Then one day I read a story about fitting the entire Beatles catalog on two CDs. It didn't make sense to me until I discovered that the CDs were full of compressed audio files called MP3s.
It was pretty much a blur after that. At some point, I stopped bringing CDs to work (except to rip their contents to MP3) and had begun to fill up my disk with selections from my music collection. The iPod and iTunes arrived, and my entire CD collection departed to a storage area after a quick stop to be transmogrified into MP3 files. And then the iTunes Music Store turned me into a serious music purchaser for the first time since college.
If this story isn't familiar to you -- if you're one of the Macworld readers who have griped about the volume of iPod coverage in Macworld -- avert your eyes from next month's cover. It's hard for us to avoid the hottest product Apple has released in years, but we sympathize when one of those readers says, "If you love the iPod so much, why don't you give it its own magazine?"
And so we did.
Playlist is a special issue (very much like our previous "Total OS X," "Digital Hub," and "Total Panther" issues) that's devoted entirely to digital music, with a focus on the iPod and iTunes. Playlist features cool iPod accessories, lots of iTunes tips, and plenty of stuff about music itself. It's available on newsstands only, beginning August 24.
Computer technology has transformed the way we devour music -- and for the better. Now we can hold 4,000 songs in our pocket, letting us shuffle through the works of Beethoven while riding the bus or listen to our favorite '80s rock album the very moment we become nostalgic for it.
That's why we created Playlist . We agree with Apple that the intersection of music and technology is the most exciting place in the world right now. New technologies are bringing us more freedom to enjoy our favorite music (and, lest I forget, audiobooks), as well as opportunities to explore new music that we might never have tried out if we had to buy a CD down at the local record store. The digital music revolution even threatens to change how we listen to live music, as touring bands begin to sell downloads (or even CDs) of their concerts right as they happen.
Inside Playlist you'll find a collection of stories from this collision of music and tech. There are stories by technology experts who have been following digital music from the outset. From these, you'll discover countless things you never knew you could do with your iPod or iTunes, as well as countless accessories, the best headphones and external speakers, and much more.
But Playlist also takes care of the music side of the equation, not only with a collection of music reviews, but with interviews of people on the cutting edge of digital music, from artists to DJs. And we're taking advantage of the unique power of the digital music world to have artists, fans, journalists, and other music aficionados create cool musical mixes that you can try yourself.

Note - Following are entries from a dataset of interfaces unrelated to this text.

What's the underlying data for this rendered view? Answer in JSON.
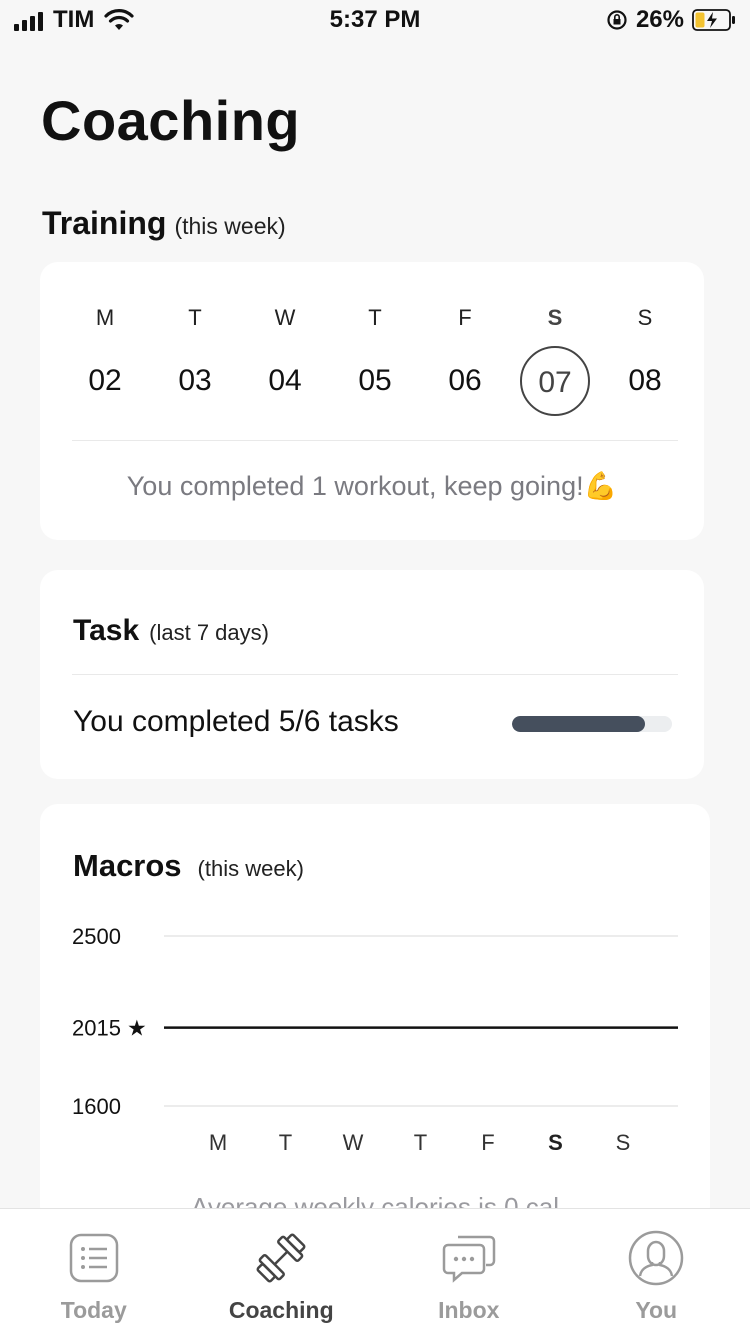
{
  "status_bar": {
    "carrier": "TIM",
    "time": "5:37 PM",
    "battery": "26%"
  },
  "page_title": "Coaching",
  "training": {
    "title": "Training",
    "subtitle": "(this week)",
    "days": [
      {
        "name": "M",
        "num": "02"
      },
      {
        "name": "T",
        "num": "03"
      },
      {
        "name": "W",
        "num": "04"
      },
      {
        "name": "T",
        "num": "05"
      },
      {
        "name": "F",
        "num": "06"
      },
      {
        "name": "S",
        "num": "07"
      },
      {
        "name": "S",
        "num": "08"
      }
    ],
    "message": "You completed 1 workout, keep going!💪"
  },
  "task": {
    "title": "Task",
    "subtitle": "(last 7 days)",
    "message": "You completed 5/6 tasks",
    "progress": 0.833
  },
  "macros": {
    "title": "Macros",
    "subtitle": "(this week)",
    "average_message": "Average weekly calories is 0 cal"
  },
  "chart_data": {
    "type": "line",
    "y_ticks": [
      "2500",
      "2015",
      "1600"
    ],
    "target_value": 2015,
    "target_label": "2015 ★",
    "ylim": [
      1600,
      2500
    ],
    "categories": [
      "M",
      "T",
      "W",
      "T",
      "F",
      "S",
      "S"
    ],
    "series": [],
    "colors": {
      "target_line": "#111111",
      "grid": "#e6e6e6"
    }
  },
  "tabs": [
    {
      "label": "Today",
      "icon": "list-icon"
    },
    {
      "label": "Coaching",
      "icon": "dumbbell-icon"
    },
    {
      "label": "Inbox",
      "icon": "chat-icon"
    },
    {
      "label": "You",
      "icon": "profile-icon"
    }
  ]
}
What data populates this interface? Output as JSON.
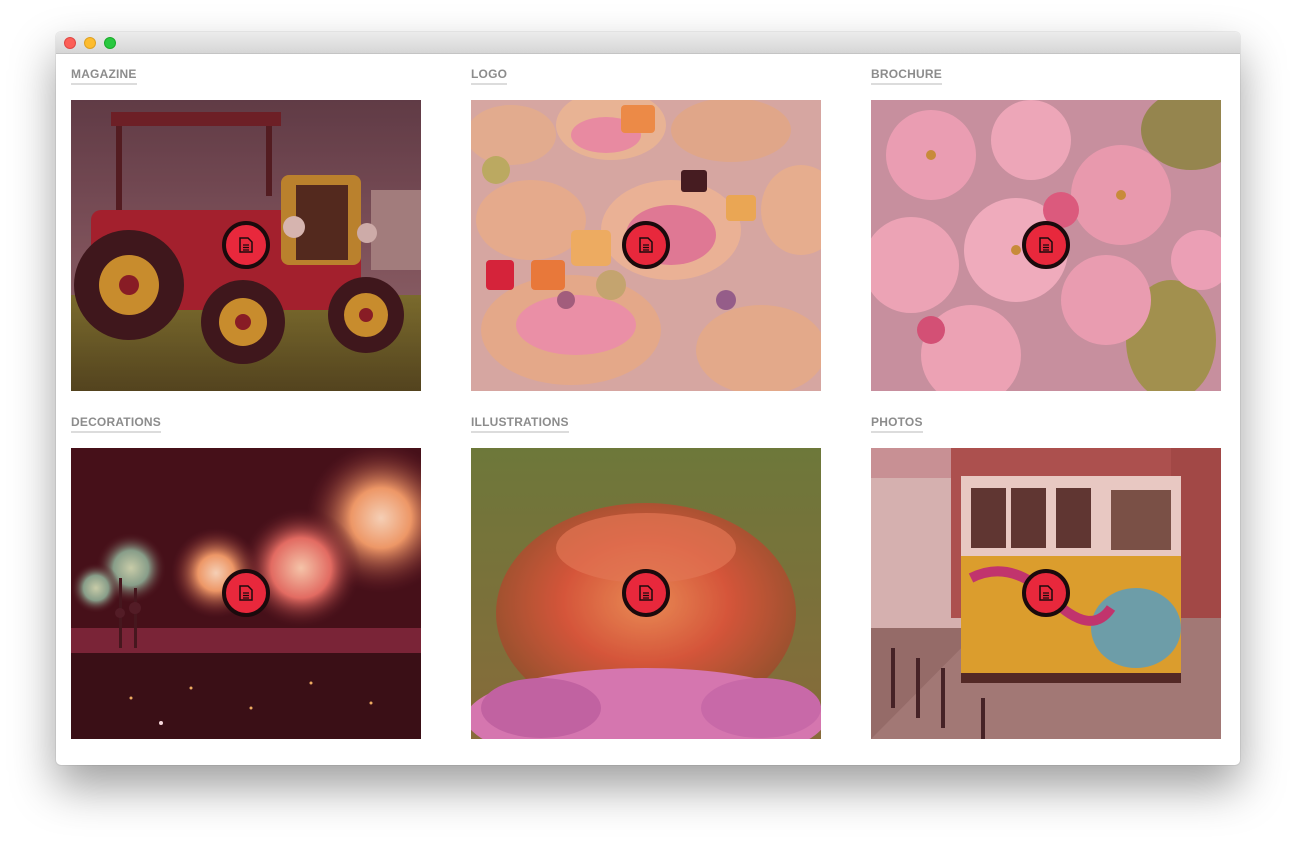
{
  "window": {
    "traffic_lights": [
      "close",
      "minimize",
      "zoom"
    ]
  },
  "gallery": {
    "accent_color": "#e8283c",
    "items": [
      {
        "label": "MAGAZINE",
        "icon": "document-icon"
      },
      {
        "label": "LOGO",
        "icon": "document-icon"
      },
      {
        "label": "BROCHURE",
        "icon": "document-icon"
      },
      {
        "label": "DECORATIONS",
        "icon": "document-icon"
      },
      {
        "label": "ILLUSTRATIONS",
        "icon": "document-icon"
      },
      {
        "label": "PHOTOS",
        "icon": "document-icon"
      }
    ]
  }
}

Yes, the world of digital music has come a long way from those first tentative steps into the world of MP3s. But I have the sneaking suspicion that we haven't even finished the opening act of the digital music revolution.
To get your copy, visit your local newsstand, call 800/288-6848, or visit playlistmag.com.